[[ DATA LISTING, beginning ]]

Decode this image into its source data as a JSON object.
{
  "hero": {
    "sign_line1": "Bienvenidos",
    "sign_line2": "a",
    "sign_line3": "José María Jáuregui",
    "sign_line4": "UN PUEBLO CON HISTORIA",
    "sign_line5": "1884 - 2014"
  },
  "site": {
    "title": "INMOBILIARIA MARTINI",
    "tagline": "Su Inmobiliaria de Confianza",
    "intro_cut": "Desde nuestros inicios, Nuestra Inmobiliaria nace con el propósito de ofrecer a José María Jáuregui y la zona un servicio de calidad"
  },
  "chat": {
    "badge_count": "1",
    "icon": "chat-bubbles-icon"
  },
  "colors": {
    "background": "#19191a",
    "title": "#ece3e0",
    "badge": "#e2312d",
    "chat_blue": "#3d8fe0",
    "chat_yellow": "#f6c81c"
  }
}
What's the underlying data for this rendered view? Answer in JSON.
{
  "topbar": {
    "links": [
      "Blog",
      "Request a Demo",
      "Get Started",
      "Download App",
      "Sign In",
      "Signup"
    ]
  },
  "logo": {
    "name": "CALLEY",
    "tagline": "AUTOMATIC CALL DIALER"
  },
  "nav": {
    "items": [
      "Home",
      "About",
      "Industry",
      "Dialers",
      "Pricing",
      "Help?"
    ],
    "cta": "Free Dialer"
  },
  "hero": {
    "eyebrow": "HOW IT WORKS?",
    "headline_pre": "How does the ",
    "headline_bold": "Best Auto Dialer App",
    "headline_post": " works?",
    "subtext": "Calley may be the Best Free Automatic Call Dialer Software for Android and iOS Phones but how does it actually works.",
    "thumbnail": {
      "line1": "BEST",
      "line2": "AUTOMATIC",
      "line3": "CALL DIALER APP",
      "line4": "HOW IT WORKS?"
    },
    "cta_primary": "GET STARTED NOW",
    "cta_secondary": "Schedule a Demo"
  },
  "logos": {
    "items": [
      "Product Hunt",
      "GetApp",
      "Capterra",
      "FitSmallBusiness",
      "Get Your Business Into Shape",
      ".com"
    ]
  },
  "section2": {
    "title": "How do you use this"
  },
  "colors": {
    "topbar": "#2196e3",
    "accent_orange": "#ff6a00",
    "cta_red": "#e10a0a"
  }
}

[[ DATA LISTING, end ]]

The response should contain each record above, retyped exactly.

WORKED SOLUTION:
Decode this image into its source data as a JSON object.
{
  "hero": {
    "sign_line1": "Bienvenidos",
    "sign_line2": "a",
    "sign_line3": "José María Jáuregui",
    "sign_line4": "UN PUEBLO CON HISTORIA",
    "sign_line5": "1884 - 2014"
  },
  "site": {
    "title": "INMOBILIARIA MARTINI",
    "tagline": "Su Inmobiliaria de Confianza",
    "intro_cut": "Desde nuestros inicios, Nuestra Inmobiliaria nace con el propósito de ofrecer a José María Jáuregui y la zona un servicio de calidad"
  },
  "chat": {
    "badge_count": "1",
    "icon": "chat-bubbles-icon"
  },
  "colors": {
    "background": "#19191a",
    "title": "#ece3e0",
    "badge": "#e2312d",
    "chat_blue": "#3d8fe0",
    "chat_yellow": "#f6c81c"
  }
}
What's the underlying data for this rendered view? Answer in JSON.
{
  "topbar": {
    "links": [
      "Blog",
      "Request a Demo",
      "Get Started",
      "Download App",
      "Sign In",
      "Signup"
    ]
  },
  "logo": {
    "name": "CALLEY",
    "tagline": "AUTOMATIC CALL DIALER"
  },
  "nav": {
    "items": [
      "Home",
      "About",
      "Industry",
      "Dialers",
      "Pricing",
      "Help?"
    ],
    "cta": "Free Dialer"
  },
  "hero": {
    "eyebrow": "HOW IT WORKS?",
    "headline_pre": "How does the ",
    "headline_bold": "Best Auto Dialer App",
    "headline_post": " works?",
    "subtext": "Calley may be the Best Free Automatic Call Dialer Software for Android and iOS Phones but how does it actually works.",
    "thumbnail": {
      "line1": "BEST",
      "line2": "AUTOMATIC",
      "line3": "CALL DIALER APP",
      "line4": "HOW IT WORKS?"
    },
    "cta_primary": "GET STARTED NOW",
    "cta_secondary": "Schedule a Demo"
  },
  "logos": {
    "items": [
      "Product Hunt",
      "GetApp",
      "Capterra",
      "FitSmallBusiness",
      "Get Your Business Into Shape",
      ".com"
    ]
  },
  "section2": {
    "title": "How do you use this"
  },
  "colors": {
    "topbar": "#2196e3",
    "accent_orange": "#ff6a00",
    "cta_red": "#e10a0a"
  }
}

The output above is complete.